The Winter 2019 SASMS will be held on Monday, March 11 at 4:00 in MC 5417. If you would like to give a talk, you may do so by clicking "Sign Up" above.
In this talk we prove that linear combinations of discriminatory functions are dense in the set of continuous functions. These functions may then form the activation layers in neural networks.
Can every large enough integer be represented as a sum of three, four, .... k squares, cubes, .... n? We will be considering all representations of an integer as the sum of powers of distinct positive integers and find the connection between representations containing odd or even number of terms. All of these questions will lead us to "Waring's problem".
We usually assume n > 0 when talking about the dihedral group Dn. What if we don't ?
Used to construct long exact sequences, the snake lemma is an useful tool in homological algebra. This fact holds in any abelian category, and the standard proof by diagram chasing relies on the Freyd-Mitchell theorem to establish this. However, the theorem is very difficult and relies on complicated machinery, so I will present a full proof of the snake lemma using more elementary methods.
An introductory talk on human nutrition. Attendees will be introduced to core topics in nutrition including fried chicken sandwiches and portobello mushroom sandwiches. Factors that affect nutrition such as pop, chips, and cookies will also be examined. A relaxed social atmosphere may also be covered, time permitting.
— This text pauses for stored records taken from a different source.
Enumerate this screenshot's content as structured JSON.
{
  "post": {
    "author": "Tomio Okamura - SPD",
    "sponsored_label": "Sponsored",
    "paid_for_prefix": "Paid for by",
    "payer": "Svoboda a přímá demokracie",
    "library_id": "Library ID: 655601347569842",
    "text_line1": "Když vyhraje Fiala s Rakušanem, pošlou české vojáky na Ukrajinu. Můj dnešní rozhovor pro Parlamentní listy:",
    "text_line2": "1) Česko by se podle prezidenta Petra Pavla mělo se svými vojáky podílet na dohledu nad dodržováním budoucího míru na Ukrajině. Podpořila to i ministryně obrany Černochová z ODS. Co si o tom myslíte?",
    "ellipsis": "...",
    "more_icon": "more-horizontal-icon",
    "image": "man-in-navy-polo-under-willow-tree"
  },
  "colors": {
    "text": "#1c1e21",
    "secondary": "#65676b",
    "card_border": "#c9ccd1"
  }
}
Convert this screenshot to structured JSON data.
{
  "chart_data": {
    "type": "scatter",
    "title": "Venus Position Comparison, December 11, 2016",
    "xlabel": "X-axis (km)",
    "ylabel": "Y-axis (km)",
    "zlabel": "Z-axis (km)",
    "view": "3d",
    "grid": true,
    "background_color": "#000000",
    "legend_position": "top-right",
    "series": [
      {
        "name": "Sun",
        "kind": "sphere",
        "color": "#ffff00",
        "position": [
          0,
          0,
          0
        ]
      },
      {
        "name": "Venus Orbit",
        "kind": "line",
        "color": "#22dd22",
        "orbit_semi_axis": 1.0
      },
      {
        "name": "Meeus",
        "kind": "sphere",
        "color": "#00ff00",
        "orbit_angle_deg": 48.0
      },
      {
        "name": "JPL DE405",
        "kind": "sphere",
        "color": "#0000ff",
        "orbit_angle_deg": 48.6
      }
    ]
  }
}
The Lefschetz Principle gives a way to pass from truth in infinitely many positive characteristics to characteristic 0. Our formalization will come from model theory and we will apply the theorem to questions in algebraic geometry.